a 3.5" disk. ProPacker was NICE. ProPacker was reasonably fast, and
it worked well as long as you hadn't gotten a bad transfer, in which case,
it would crash while unpacking. But, on the whole, a decent packing
Then, after a bunch of DOS 3.3 based pirate boards decided that they
would convert to the ProDOS format because of the increased demands for space,
there quietly came a ProDOS compatible type of DDD. It was called PBH Pack.
(PBH for "Pretty Boy Hackers") Essentially, if you made a DOS 3.3 DDD
file an "R" file. (a RELative file), and then converted it to ProDOS,
his packer could then unpack the disk. This made the conversion to ProDOS
a little easier; however, ProPacker 5.3c was still king in ProDOs land.
It stayed that way for good reason: the earlier versions of PBH Pack were
awful. They were bug-ridden, and for the most part, just DID NOT WORK.
We were finally given a decent version of PBH in PBH version 2.0e,
which was written by Major Disaster. PBH 2.0e made life a little easier
because of one other MAJOR innovation on the terminal program front.
ProTerm 1.2 became THE standard for Apple II telecommunications
among pirates during the summer of 1987. ProTerm 1.2 had the capability
to send files using many different protocols, among which was a
"different" style protocol whereby it would pack a whole disk "on-the-fly"
and send it... the packing algorithm that Greg Scheafer uses in
Proterm is compatible with DDD and PBH pack.

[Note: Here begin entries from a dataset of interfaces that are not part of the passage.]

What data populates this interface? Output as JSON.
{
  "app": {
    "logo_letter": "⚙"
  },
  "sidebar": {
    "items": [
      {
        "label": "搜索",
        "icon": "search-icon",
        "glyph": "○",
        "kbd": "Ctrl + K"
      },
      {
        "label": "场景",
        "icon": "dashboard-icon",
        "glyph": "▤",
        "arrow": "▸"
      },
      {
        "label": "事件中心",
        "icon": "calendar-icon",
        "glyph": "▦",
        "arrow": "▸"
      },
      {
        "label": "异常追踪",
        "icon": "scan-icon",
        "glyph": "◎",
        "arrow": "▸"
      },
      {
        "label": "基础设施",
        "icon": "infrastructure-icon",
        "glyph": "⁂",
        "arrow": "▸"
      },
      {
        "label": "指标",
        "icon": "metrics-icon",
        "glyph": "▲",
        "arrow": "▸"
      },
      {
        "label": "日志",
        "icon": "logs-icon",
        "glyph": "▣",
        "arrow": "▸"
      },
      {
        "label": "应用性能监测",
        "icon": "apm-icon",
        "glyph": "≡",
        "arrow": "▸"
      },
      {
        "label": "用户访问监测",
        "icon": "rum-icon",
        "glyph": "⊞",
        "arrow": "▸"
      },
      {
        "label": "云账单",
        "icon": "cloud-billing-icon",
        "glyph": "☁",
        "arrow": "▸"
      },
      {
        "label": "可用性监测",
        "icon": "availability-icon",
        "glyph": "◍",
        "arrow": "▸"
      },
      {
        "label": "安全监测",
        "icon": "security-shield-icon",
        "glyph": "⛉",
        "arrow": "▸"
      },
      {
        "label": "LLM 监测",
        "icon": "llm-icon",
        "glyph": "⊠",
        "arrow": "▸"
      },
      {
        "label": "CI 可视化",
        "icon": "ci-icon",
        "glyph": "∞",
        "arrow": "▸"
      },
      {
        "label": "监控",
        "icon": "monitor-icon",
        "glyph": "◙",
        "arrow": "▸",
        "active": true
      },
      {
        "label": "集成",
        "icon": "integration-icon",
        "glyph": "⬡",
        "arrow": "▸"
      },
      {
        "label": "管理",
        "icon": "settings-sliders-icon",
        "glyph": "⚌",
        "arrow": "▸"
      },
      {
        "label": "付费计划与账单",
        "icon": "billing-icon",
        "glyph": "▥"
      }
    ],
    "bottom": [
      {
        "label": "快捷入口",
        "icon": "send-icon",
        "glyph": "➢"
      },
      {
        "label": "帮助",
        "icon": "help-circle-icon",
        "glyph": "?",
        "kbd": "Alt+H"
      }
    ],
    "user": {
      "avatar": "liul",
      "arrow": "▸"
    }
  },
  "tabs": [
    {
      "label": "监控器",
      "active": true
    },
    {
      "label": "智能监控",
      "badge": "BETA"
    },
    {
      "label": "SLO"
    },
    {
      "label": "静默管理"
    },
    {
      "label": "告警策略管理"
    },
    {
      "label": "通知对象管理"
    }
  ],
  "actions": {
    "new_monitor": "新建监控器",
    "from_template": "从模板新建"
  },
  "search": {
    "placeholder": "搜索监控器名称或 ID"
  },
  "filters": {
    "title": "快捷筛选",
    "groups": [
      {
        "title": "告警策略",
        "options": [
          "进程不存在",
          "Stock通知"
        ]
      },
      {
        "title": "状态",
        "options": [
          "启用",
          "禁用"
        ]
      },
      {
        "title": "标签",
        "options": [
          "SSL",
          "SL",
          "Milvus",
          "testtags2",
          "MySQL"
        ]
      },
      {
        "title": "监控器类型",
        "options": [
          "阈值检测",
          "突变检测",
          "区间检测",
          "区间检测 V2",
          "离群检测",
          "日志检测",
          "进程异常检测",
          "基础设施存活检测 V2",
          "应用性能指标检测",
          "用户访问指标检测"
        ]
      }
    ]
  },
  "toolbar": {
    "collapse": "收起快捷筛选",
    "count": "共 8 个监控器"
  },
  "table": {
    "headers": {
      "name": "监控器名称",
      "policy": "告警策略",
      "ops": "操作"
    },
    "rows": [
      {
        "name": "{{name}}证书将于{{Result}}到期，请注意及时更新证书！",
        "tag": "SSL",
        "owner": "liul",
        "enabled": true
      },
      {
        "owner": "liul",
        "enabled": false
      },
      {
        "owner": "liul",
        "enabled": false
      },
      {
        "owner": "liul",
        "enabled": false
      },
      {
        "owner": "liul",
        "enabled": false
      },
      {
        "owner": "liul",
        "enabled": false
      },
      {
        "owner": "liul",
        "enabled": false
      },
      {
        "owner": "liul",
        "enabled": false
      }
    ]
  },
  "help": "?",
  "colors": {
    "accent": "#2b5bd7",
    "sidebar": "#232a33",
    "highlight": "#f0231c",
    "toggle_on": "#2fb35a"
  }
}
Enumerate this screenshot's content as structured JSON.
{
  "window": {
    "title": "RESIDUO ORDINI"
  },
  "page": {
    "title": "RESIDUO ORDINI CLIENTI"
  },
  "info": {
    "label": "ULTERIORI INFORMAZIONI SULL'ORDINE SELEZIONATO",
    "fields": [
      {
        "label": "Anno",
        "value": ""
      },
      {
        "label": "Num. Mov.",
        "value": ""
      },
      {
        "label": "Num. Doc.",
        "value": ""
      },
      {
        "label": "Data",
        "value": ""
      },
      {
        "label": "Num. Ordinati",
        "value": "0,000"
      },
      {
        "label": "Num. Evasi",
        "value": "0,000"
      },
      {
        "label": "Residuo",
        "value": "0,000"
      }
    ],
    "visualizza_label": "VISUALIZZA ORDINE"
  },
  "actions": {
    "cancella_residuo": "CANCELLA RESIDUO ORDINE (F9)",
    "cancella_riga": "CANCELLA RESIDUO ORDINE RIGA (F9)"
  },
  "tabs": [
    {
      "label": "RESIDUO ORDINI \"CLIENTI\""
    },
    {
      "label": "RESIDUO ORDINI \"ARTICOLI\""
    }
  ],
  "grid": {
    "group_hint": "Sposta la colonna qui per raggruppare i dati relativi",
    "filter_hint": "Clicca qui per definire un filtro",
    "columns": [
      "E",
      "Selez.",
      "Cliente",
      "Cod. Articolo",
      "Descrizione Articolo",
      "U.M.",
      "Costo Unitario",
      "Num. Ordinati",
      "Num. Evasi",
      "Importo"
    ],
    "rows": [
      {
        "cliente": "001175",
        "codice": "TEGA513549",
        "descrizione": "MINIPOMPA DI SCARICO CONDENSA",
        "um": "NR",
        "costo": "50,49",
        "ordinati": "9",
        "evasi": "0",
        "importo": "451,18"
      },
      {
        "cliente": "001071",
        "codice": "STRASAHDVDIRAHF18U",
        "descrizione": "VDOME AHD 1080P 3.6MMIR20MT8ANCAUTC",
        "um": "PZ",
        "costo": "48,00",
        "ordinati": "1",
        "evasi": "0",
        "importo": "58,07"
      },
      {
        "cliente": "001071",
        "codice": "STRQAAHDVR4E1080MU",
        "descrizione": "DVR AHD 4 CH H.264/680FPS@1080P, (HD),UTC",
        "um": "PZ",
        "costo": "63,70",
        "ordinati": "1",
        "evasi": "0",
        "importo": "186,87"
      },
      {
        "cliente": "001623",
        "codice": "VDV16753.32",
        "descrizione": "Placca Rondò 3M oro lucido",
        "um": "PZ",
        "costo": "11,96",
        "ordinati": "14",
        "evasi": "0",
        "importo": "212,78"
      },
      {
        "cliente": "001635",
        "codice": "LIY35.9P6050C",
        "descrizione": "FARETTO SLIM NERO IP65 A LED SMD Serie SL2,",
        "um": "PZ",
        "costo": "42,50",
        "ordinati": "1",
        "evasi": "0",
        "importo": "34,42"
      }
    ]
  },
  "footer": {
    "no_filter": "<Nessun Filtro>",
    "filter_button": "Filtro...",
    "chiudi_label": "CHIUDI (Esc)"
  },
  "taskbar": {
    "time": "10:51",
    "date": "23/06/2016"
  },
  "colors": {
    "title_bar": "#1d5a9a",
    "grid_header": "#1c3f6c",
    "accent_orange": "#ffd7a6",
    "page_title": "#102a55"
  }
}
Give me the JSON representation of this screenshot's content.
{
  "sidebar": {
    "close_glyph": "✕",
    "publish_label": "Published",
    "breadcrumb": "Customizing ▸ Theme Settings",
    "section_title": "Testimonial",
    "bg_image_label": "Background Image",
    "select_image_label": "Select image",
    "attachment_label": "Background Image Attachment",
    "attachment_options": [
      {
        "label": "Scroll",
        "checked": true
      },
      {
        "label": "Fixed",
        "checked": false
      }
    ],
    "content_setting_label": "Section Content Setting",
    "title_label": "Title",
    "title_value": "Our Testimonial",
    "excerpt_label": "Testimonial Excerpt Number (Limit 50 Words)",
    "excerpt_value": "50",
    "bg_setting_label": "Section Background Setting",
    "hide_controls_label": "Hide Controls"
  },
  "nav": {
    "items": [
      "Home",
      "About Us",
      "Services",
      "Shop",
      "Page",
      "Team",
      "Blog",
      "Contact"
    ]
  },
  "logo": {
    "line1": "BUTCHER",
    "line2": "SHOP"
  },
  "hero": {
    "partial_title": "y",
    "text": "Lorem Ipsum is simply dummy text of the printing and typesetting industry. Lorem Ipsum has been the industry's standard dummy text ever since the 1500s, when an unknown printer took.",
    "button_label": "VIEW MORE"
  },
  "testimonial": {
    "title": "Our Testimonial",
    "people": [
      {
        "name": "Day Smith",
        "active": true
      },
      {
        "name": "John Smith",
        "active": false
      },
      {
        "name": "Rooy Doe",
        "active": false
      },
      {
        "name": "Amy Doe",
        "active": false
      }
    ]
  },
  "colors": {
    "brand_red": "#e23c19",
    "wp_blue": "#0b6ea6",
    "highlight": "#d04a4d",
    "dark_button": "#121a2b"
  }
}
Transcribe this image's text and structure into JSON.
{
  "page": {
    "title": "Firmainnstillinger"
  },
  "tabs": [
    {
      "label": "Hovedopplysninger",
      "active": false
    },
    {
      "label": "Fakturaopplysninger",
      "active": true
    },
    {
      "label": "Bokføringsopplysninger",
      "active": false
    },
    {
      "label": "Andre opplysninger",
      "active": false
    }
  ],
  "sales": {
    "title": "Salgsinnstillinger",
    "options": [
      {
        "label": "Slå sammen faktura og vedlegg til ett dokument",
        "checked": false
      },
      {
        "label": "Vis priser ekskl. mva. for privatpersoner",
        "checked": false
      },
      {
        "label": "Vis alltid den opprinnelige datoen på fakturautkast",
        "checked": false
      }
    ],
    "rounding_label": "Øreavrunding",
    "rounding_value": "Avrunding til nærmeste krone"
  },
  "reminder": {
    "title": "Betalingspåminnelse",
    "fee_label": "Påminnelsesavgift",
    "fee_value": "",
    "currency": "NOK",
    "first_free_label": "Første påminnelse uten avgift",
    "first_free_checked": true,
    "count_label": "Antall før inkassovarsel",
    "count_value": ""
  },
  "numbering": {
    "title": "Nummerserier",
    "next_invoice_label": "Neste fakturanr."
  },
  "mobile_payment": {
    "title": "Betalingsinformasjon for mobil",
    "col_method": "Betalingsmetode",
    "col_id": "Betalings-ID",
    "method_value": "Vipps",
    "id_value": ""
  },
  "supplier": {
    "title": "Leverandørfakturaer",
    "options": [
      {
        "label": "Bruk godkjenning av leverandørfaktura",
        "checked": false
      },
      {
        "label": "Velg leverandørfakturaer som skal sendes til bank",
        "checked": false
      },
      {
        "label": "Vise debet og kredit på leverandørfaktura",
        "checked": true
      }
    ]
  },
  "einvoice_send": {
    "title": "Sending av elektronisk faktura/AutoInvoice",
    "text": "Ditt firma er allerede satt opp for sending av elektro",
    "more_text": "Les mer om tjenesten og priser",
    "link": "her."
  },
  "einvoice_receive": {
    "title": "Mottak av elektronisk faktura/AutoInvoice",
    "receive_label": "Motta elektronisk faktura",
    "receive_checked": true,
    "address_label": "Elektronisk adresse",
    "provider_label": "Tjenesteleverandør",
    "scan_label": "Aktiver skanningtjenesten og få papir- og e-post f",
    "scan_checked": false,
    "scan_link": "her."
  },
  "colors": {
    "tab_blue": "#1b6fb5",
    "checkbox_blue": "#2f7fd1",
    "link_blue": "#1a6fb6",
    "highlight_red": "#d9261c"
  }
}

Great, we finally have
some sort of standard emerging.
Now comes the advent of DDD Pro. For the first time, someone has
taken a great deal of time to re-write DDD for ProDOS the way it SHOULD
have been done in the first place. DDD Pro features high-lighter bar
option selection, optional CRC generation on disks or files, an
"Optimization" utility for ProDOS disks, Disk AND FILE packing built-in,
and many other "nice" features that make this packer stand out as
an exceptional program. Read on...

Level 10

My utility bill is going to be outrageous this month with how cold it's been here!

Level 10


About the Author
"Father, Husband, Gamer, Geek" - First draft of my headstone! In all seriousness, I've been working in IT for around 20 years, but have embraced IT as a hobby for 30. It all started back in the day when my father bought me a Sinclair Spectrum 48K (the original one, with the rubber keyboard). There I tried my hand and coding, and with the help of INPUT magazine, wrote my first program! Now, a seasoned (OK, OK, veteran, I am in my 40's now after all..) IT pro, and founder/principle consultant at my own IT consultancy business, I still do the odd but of scripting, but nowadays I work exclusively with SolarWinds' products. I help my own clients, and end-users alike, get the most out of their investment in this awesome set of products! I'm a self professed IT swiss-army knife, with deep knowledge in some fields, and enough to get by in most others. I have a thirst of knowledge and never turn away from a challenge. After all, we humans are all built to learn, right? =B']